TASK DIRECTIONS
Pictures are to be left out, but please repeat each record exactly.

(Items from a data source)
* * * * * * *
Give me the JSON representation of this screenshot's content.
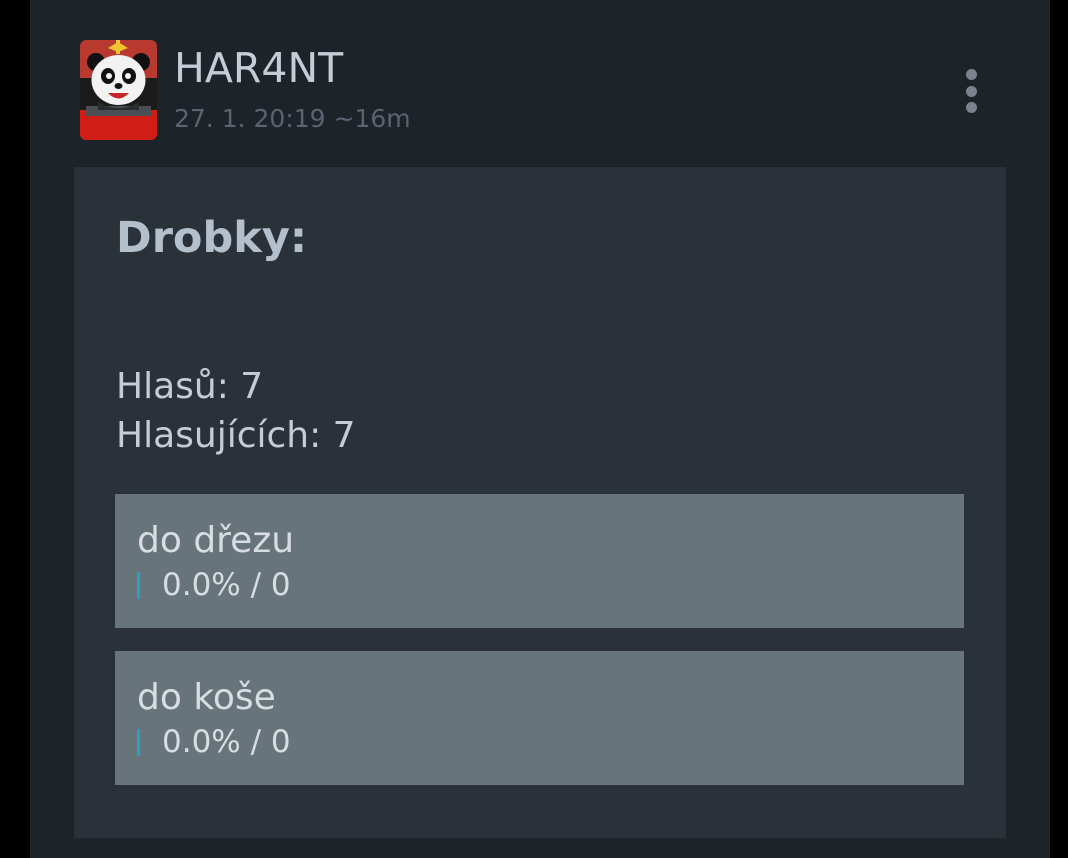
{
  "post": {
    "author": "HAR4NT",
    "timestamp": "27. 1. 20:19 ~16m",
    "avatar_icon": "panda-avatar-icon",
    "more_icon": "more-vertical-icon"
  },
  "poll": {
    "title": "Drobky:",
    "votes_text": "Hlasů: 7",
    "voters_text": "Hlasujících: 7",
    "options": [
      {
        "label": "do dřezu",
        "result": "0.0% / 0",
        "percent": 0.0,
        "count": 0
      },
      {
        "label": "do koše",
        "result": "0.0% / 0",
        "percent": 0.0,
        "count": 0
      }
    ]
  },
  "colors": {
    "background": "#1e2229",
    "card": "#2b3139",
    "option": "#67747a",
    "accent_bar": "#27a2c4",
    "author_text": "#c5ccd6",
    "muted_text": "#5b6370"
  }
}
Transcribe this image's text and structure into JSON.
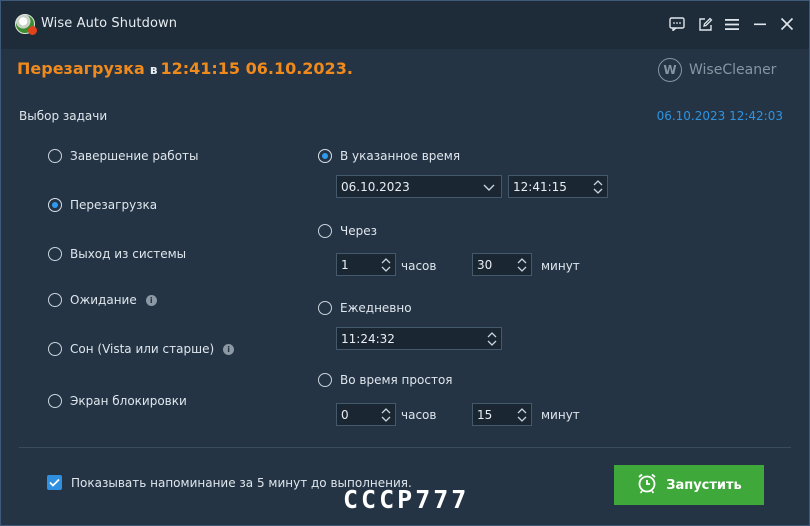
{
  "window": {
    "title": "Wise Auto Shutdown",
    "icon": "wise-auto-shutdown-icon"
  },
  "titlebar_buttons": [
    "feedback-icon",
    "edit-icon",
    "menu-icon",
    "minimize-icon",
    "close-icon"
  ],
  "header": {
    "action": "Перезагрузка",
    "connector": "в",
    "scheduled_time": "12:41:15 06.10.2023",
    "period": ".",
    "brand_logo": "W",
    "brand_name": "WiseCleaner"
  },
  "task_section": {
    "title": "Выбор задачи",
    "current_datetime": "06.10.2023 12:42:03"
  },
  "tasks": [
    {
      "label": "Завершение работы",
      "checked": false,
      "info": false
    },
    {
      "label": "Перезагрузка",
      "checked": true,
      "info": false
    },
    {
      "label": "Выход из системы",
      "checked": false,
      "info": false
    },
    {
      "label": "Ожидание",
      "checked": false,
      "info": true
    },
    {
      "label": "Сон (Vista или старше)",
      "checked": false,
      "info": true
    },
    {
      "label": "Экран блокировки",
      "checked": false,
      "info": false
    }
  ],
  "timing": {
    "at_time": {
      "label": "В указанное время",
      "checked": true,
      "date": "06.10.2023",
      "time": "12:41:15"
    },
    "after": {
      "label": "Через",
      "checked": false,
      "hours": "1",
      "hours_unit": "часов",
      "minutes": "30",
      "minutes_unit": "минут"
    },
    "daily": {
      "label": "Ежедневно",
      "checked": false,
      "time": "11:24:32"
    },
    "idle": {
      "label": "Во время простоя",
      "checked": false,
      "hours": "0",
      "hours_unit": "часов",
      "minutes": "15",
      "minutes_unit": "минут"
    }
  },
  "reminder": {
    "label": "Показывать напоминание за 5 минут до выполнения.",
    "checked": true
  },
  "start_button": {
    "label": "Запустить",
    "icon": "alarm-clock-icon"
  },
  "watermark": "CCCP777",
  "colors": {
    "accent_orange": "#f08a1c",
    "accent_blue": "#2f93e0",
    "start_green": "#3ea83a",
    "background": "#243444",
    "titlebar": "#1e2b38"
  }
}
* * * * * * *
RESULT OF THE TASK
Give me the JSON representation of this screenshot's content.
{
  "post": {
    "author": "HAR4NT",
    "timestamp": "27. 1. 20:19 ~16m",
    "avatar_icon": "panda-avatar-icon",
    "more_icon": "more-vertical-icon"
  },
  "poll": {
    "title": "Drobky:",
    "votes_text": "Hlasů: 7",
    "voters_text": "Hlasujících: 7",
    "options": [
      {
        "label": "do dřezu",
        "result": "0.0% / 0",
        "percent": 0.0,
        "count": 0
      },
      {
        "label": "do koše",
        "result": "0.0% / 0",
        "percent": 0.0,
        "count": 0
      }
    ]
  },
  "colors": {
    "background": "#1e2229",
    "card": "#2b3139",
    "option": "#67747a",
    "accent_bar": "#27a2c4",
    "author_text": "#c5ccd6",
    "muted_text": "#5b6370"
  }
}
Transcribe this image's text and structure into JSON.
{
  "window": {
    "title": "Wise Auto Shutdown",
    "icon": "wise-auto-shutdown-icon"
  },
  "titlebar_buttons": [
    "feedback-icon",
    "edit-icon",
    "menu-icon",
    "minimize-icon",
    "close-icon"
  ],
  "header": {
    "action": "Перезагрузка",
    "connector": "в",
    "scheduled_time": "12:41:15 06.10.2023",
    "period": ".",
    "brand_logo": "W",
    "brand_name": "WiseCleaner"
  },
  "task_section": {
    "title": "Выбор задачи",
    "current_datetime": "06.10.2023 12:42:03"
  },
  "tasks": [
    {
      "label": "Завершение работы",
      "checked": false,
      "info": false
    },
    {
      "label": "Перезагрузка",
      "checked": true,
      "info": false
    },
    {
      "label": "Выход из системы",
      "checked": false,
      "info": false
    },
    {
      "label": "Ожидание",
      "checked": false,
      "info": true
    },
    {
      "label": "Сон (Vista или старше)",
      "checked": false,
      "info": true
    },
    {
      "label": "Экран блокировки",
      "checked": false,
      "info": false
    }
  ],
  "timing": {
    "at_time": {
      "label": "В указанное время",
      "checked": true,
      "date": "06.10.2023",
      "time": "12:41:15"
    },
    "after": {
      "label": "Через",
      "checked": false,
      "hours": "1",
      "hours_unit": "часов",
      "minutes": "30",
      "minutes_unit": "минут"
    },
    "daily": {
      "label": "Ежедневно",
      "checked": false,
      "time": "11:24:32"
    },
    "idle": {
      "label": "Во время простоя",
      "checked": false,
      "hours": "0",
      "hours_unit": "часов",
      "minutes": "15",
      "minutes_unit": "минут"
    }
  },
  "reminder": {
    "label": "Показывать напоминание за 5 минут до выполнения.",
    "checked": true
  },
  "start_button": {
    "label": "Запустить",
    "icon": "alarm-clock-icon"
  },
  "watermark": "CCCP777",
  "colors": {
    "accent_orange": "#f08a1c",
    "accent_blue": "#2f93e0",
    "start_green": "#3ea83a",
    "background": "#243444",
    "titlebar": "#1e2b38"
  }
}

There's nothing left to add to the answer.